|International Classification||F16M11/14, B60R1/04|
|Cooperative Classification||Y10S248/90, F16M13/02, F16M2200/041, F16M11/2078, F16M2200/044, B60R1/04, F16M2200/022, F16M11/14|
|European Classification||F16M11/20A3E, F16M13/02, F16M11/14, B60R1/04|
|Feb 25, 1993||AS||Assignment|
Owner name: DONNELLY CORPORATION, MICHIGAN
Free format text: ASSIGNMENT OF ASSIGNORS INTEREST.;ASSIGNORS:HAAN, THEODORE M.;ADAMS, EDWARD R.;VANDENBRINK, WAYNE;REEL/FRAME:006455/0601;SIGNING DATES FROM 19930223 TO 19930224
|Oct 3, 1995||CC||Certificate of correction|
|Jun 30, 1998||FPAY||Fee payment|
Year of fee payment: 4
|Jun 20, 2002||FPAY||Fee payment|
Year of fee payment: 8

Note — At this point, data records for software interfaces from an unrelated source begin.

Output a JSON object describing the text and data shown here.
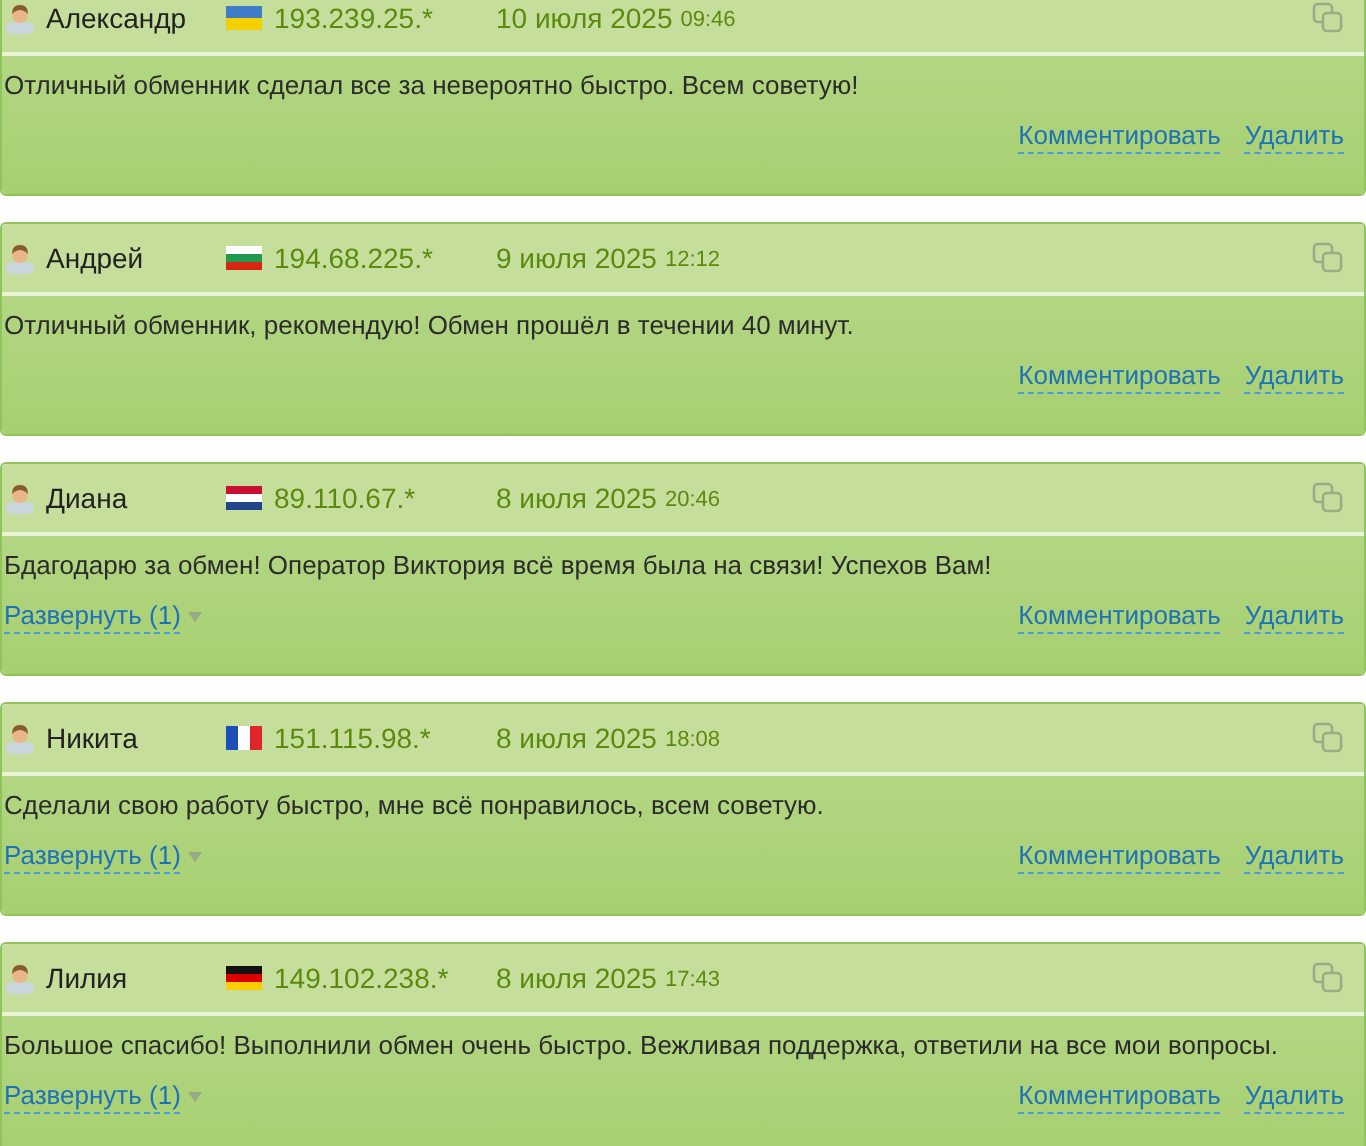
{
  "reviews": [
    {
      "name": "Александр",
      "kind": "ua",
      "ip": "193.239.25.*",
      "date": "10 июля 2025",
      "time": "09:46",
      "text": "Отличный обменник сделал все за невероятно быстро. Всем советую!",
      "comment": "Комментировать",
      "delete": "Удалить"
    },
    {
      "name": "Андрей",
      "kind": "bg",
      "ip": "194.68.225.*",
      "date": "9 июля 2025",
      "time": "12:12",
      "text": "Отличный обменник, рекомендую! Обмен прошёл в течении 40 минут.",
      "comment": "Комментировать",
      "delete": "Удалить"
    },
    {
      "name": "Диана",
      "kind": "nl",
      "ip": "89.110.67.*",
      "date": "8 июля 2025",
      "time": "20:46",
      "text": "Бдагодарю за обмен! Оператор Виктория всё время была на связи! Успехов Вам!",
      "expand": "Развернуть (1)",
      "comment": "Комментировать",
      "delete": "Удалить"
    },
    {
      "name": "Никита",
      "kind": "fr",
      "ip": "151.115.98.*",
      "date": "8 июля 2025",
      "time": "18:08",
      "text": "Сделали свою работу быстро, мне всё понравилось, всем советую.",
      "expand": "Развернуть (1)",
      "comment": "Комментировать",
      "delete": "Удалить"
    },
    {
      "name": "Лилия",
      "kind": "de",
      "ip": "149.102.238.*",
      "date": "8 июля 2025",
      "time": "17:43",
      "text": "Большое спасибо! Выполнили обмен очень быстро. Вежливая поддержка, ответили на все мои вопросы.",
      "expand": "Развернуть (1)",
      "comment": "Комментировать",
      "delete": "Удалить"
    }
  ]
}
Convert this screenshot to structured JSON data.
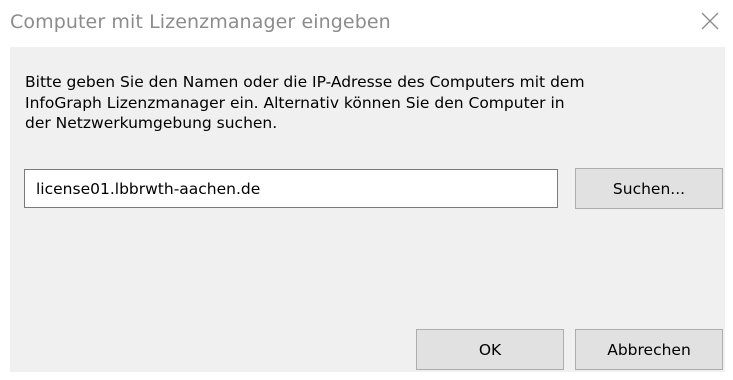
{
  "dialog": {
    "title": "Computer mit Lizenzmanager eingeben",
    "close_icon": "close-icon",
    "message": "Bitte geben Sie den Namen oder die IP-Adresse des Computers mit dem\nInfoGraph Lizenzmanager ein. Alternativ können Sie den Computer in\nder Netzwerkumgebung suchen.",
    "host_input": {
      "value": "license01.lbbrwth-aachen.de",
      "placeholder": ""
    },
    "search_button": "Suchen...",
    "ok_button": "OK",
    "cancel_button": "Abbrechen"
  },
  "colors": {
    "title_text": "#8c8c8c",
    "content_background": "#f0f0f0",
    "button_background": "#e1e1e1",
    "button_border": "#adadad",
    "input_border": "#7a7a7a"
  }
}
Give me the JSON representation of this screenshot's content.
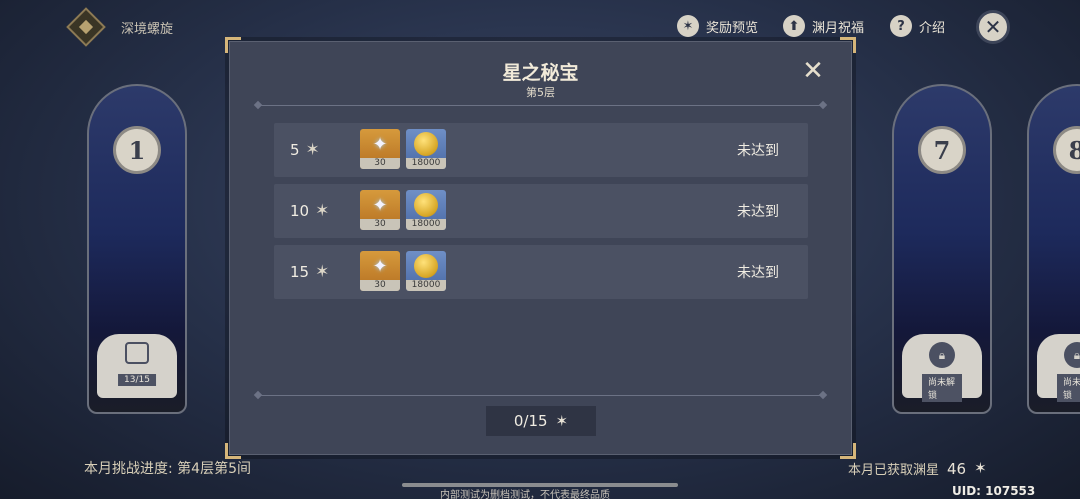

|Jun 9, 2006||FPAY||Fee payment|
Year of fee payment: 12